■ Raw data:

=== Begin Enclosure ===

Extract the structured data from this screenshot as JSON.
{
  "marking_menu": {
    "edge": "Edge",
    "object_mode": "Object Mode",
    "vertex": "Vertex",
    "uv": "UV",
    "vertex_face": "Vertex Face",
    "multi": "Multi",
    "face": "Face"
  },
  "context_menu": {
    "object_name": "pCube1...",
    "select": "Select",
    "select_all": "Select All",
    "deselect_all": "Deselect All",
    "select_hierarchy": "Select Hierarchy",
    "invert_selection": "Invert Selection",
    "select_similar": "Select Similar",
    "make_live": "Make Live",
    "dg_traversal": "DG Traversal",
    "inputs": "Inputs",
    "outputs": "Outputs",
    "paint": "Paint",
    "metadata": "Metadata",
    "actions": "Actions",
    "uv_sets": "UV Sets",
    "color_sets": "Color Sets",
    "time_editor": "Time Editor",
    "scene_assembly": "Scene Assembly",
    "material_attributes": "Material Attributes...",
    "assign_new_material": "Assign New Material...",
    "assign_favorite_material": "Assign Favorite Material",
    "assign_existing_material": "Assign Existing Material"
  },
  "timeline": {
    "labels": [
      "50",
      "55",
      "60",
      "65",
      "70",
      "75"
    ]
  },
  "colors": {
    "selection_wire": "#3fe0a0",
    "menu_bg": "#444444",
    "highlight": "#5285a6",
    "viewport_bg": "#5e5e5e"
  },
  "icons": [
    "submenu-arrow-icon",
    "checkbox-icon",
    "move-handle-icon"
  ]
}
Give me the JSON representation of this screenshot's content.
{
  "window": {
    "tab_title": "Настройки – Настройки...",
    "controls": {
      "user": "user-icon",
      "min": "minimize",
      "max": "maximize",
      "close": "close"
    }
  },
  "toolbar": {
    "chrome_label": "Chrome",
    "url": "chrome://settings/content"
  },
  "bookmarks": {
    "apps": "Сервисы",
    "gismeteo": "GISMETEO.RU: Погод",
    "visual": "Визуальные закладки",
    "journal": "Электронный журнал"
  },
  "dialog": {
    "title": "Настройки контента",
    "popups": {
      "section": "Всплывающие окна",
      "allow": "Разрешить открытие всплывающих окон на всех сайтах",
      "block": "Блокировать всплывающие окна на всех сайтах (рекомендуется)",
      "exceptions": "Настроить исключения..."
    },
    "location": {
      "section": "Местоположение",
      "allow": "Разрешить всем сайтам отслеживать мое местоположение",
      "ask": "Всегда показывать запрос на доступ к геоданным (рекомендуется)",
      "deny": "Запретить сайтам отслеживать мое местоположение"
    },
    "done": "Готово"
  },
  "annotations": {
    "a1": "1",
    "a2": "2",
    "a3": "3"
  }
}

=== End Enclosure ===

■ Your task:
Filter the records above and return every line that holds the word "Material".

■ Problem solution:
    "material_attributes": "Material Attributes...",
    "assign_new_material": "Assign New Material...",
    "assign_favorite_material": "Assign Favorite Material",
    "assign_existing_material": "Assign Existing Material"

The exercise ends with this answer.